• Exercise materials:
___
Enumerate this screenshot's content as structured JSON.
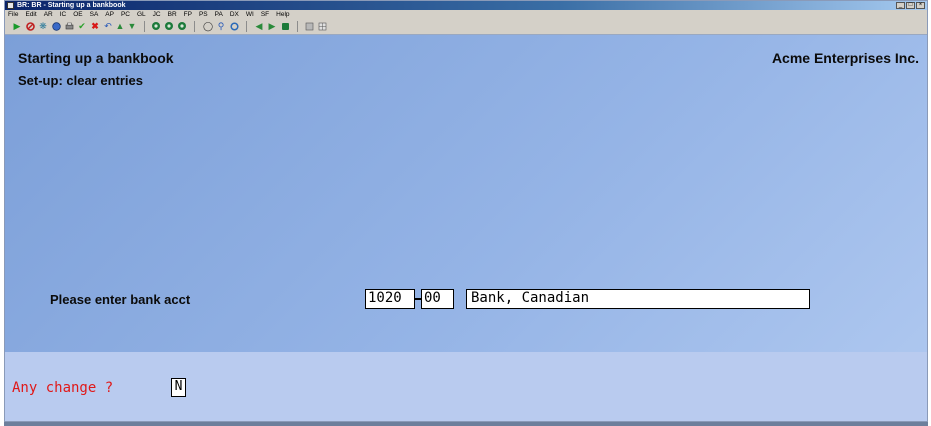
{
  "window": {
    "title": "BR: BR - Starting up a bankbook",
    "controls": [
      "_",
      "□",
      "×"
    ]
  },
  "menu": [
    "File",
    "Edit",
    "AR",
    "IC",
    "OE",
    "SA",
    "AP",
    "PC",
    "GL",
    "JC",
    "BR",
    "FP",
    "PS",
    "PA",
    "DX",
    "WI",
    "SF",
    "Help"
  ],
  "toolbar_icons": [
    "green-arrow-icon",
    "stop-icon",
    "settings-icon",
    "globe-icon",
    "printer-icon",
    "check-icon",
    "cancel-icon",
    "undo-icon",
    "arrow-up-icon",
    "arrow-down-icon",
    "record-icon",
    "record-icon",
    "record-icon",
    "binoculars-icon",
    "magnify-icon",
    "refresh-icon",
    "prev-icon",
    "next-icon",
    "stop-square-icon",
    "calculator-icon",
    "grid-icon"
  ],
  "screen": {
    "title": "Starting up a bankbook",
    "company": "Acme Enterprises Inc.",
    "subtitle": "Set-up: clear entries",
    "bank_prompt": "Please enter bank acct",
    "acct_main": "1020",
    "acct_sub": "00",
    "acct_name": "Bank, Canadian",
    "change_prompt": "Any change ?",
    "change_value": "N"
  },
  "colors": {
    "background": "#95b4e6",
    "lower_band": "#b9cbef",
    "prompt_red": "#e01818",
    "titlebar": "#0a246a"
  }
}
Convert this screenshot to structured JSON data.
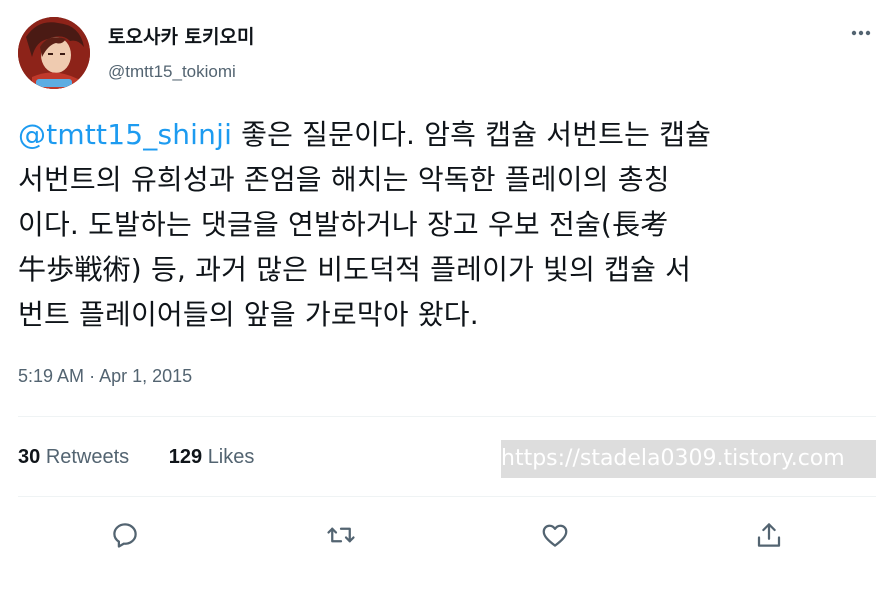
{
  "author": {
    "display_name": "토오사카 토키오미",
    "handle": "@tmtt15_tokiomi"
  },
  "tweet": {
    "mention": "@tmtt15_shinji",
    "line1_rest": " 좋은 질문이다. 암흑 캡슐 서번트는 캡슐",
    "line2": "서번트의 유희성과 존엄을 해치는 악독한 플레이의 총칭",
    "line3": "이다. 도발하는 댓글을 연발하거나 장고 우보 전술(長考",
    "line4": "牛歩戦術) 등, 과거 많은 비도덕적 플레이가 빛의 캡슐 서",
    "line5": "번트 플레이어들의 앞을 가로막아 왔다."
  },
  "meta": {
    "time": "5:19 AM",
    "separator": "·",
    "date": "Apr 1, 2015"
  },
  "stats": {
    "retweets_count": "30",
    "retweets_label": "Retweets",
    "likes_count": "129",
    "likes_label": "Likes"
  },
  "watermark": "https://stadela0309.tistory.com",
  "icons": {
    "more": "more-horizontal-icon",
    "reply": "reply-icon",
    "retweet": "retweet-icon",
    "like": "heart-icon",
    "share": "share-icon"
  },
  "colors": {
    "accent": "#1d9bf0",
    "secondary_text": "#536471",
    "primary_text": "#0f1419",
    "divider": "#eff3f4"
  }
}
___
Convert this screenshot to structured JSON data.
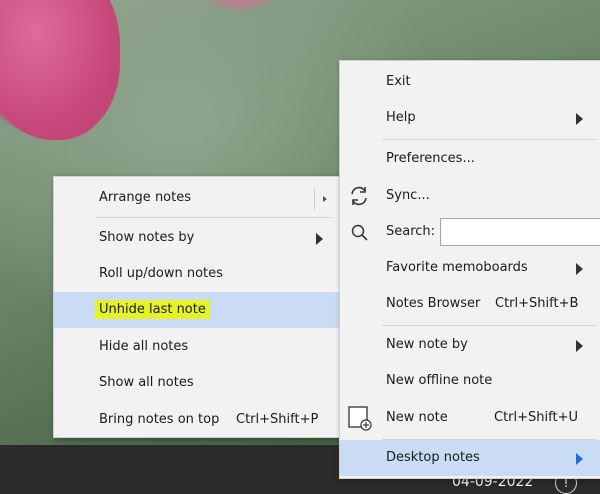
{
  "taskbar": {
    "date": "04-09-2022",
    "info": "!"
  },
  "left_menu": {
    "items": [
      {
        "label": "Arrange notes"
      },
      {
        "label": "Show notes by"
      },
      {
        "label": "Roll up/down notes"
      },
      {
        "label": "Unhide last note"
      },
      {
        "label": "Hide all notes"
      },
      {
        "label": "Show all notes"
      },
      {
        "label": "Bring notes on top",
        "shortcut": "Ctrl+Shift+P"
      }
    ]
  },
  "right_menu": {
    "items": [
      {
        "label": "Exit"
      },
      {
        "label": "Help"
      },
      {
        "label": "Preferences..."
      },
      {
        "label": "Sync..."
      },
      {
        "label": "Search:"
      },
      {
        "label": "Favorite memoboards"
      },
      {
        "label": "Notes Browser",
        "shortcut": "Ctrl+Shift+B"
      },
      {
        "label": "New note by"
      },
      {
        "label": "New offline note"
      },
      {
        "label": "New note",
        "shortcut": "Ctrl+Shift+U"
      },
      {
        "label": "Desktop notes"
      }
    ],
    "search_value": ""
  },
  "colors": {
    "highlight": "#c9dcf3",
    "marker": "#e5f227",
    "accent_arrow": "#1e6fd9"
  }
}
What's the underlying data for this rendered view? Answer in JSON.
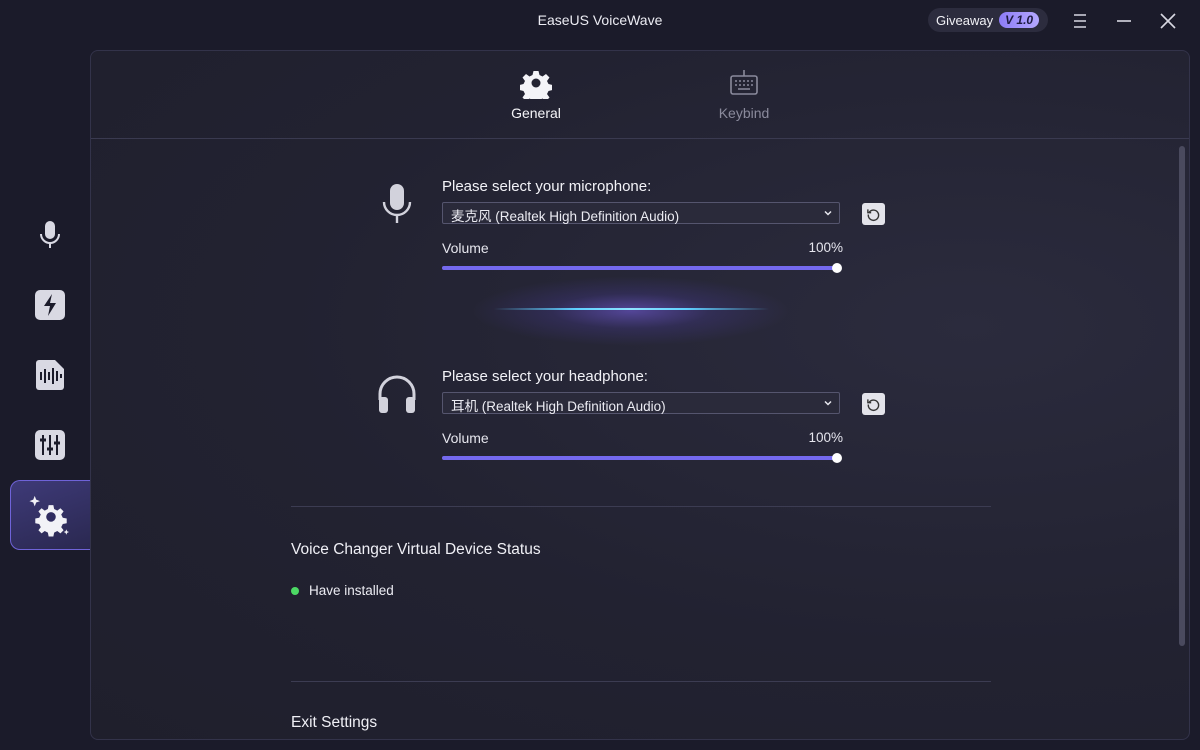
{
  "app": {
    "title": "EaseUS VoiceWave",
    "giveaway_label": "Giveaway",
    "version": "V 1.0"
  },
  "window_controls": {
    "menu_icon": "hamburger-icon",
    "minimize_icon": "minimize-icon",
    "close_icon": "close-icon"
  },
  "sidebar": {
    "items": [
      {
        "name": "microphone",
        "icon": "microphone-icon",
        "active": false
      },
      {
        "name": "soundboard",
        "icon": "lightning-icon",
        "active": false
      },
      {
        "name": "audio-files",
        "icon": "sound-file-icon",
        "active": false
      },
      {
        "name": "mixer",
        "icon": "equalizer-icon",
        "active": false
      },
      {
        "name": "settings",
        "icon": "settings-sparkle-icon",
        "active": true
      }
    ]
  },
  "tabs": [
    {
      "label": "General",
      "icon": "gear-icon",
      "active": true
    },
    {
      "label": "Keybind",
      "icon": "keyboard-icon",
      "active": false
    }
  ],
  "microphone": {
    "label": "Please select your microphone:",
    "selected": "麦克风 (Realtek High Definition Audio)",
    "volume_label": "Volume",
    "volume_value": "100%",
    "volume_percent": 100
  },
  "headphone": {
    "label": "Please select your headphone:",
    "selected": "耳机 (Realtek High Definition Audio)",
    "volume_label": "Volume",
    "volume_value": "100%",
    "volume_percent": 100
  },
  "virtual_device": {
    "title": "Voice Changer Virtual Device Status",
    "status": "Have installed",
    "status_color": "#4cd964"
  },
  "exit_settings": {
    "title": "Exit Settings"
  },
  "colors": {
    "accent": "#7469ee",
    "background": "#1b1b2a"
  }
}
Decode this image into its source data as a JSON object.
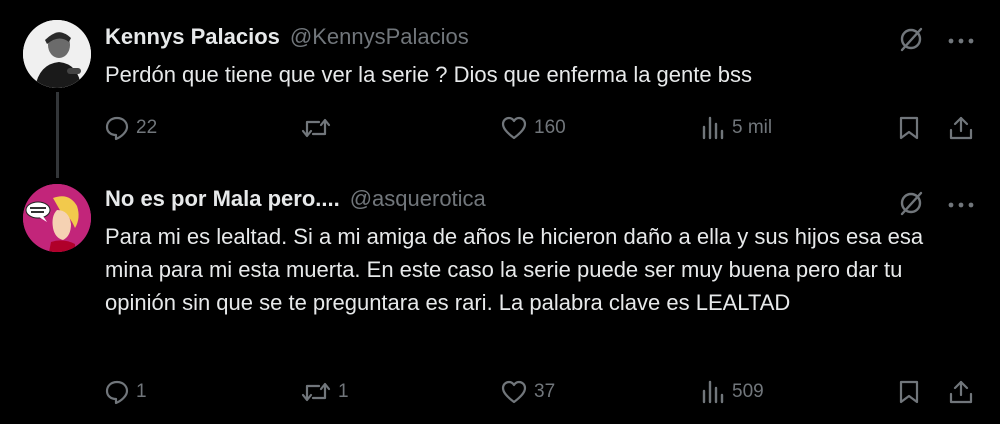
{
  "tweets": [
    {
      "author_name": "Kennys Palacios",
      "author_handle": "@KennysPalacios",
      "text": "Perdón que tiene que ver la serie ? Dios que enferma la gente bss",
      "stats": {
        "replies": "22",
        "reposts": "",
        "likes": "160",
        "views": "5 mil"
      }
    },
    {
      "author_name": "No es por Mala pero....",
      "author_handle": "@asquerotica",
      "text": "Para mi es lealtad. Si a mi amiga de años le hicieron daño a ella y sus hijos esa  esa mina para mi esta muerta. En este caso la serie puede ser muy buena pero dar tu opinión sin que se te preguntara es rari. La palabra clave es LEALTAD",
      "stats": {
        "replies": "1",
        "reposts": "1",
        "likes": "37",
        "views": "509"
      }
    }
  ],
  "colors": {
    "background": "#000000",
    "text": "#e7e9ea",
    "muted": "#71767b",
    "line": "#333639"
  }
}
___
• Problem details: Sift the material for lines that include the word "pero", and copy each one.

• Response to the task:
      "author_name": "No es por Mala pero....",
      "text": "Para mi es lealtad. Si a mi amiga de años le hicieron daño a ella y sus hijos esa  esa mina para mi esta muerta. En este caso la serie puede ser muy buena pero dar tu opinión sin que se te preguntara es rari. La palabra clave es LEALTAD",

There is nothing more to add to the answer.